On Wednesday, September 25th the Seattle Campus hosted a presentation as part of our Local Leaders, Global Impact speaker series. The topic of the event was “Matching Industry Growth with Sustainable Development: The New Tech Challenge”. Some back round on the topic:
“The Puget Sound tech sector is exploding. Since the ‘90s, our information technology sector created two-thirds of Washington’s job growth, which now represents 27 percent of all jobs in the state, mostly in the Puget Sound area. At the same time, cities are striving to achieve aggressive sustainability goals. With this growth driving our real estate market, are our developments and land use policies meeting the demands of this vital sector in ways that help us achieve our climate goals?”

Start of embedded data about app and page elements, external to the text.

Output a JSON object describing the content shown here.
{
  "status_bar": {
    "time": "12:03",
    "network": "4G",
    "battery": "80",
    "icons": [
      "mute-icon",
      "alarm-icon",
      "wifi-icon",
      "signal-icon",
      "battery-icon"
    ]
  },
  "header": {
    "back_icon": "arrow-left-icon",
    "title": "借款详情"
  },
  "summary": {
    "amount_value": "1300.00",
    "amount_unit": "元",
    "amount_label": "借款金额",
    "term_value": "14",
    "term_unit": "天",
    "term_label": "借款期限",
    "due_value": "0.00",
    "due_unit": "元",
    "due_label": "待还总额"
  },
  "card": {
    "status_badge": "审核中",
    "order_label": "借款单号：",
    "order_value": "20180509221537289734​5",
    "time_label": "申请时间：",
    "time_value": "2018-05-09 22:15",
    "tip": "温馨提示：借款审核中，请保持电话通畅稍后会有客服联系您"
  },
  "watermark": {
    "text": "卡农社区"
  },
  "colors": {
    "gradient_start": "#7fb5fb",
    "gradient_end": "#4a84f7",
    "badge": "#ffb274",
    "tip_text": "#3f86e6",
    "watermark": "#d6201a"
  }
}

The presentation featured four panelists representing academia, the public and private sector. The moderator for the event was Dr. Joan Fitzgerald. Dr. Fitzgerald is professor and interim dean of the School of Public Policy and Urban Affairs at Northeastern University. Her third book, Emerald Cities: Urban Sustainability and Economic Development (Oxford Univ. Press, 2010), examines how cities are creating economic development opportunities in several green sectors and discusses the state and national policy needed to support these efforts.
The first presenter was Kathleen Owens, President and General Manager of the Attachmate Business Unit of Attachmate. She discussed her companies recent decision to relocate to a downtown office building. Attachmate is part of a new trend where companies are moving their headquarters to downtown office spaces as opposed to sprawling suburban developments. One of the most unique aspects about the adaptation was managing employee concerns and perspectives.
The next presenter was Greg Johnson, President of Wright Runstad & Company. Johnson talked about The Spring District, an “ecodistrict” in Bellevue consisting of a mix of commercial and residential properties. From The Spring District website, “We’re creating a neighborhood that draws people in, just to be, sharing space with all the other people who are drawn to it too.” The development will be constructed in three phases with an estimated completion date in 2026. Learn more about The Spring District and watch a great video here.
The final presenter was Hilary Franz, CEO of Futurewise. From their website “Futurewise works with communities across Washington State to save farms and forests, protect rivers and coasts, and build strong cities and towns for all.” Franz talked about sustainable policy and civic engagement. Prior to joining Futurewise, Franz represented local governments, non-profit organizations, and citizen groups on a broad range of land use planning and policy issues.
After the presentation members of the audience asked questions and got into some interesting discussions about sustainable urban development with the panelists.
To see more pictures from the event, go here.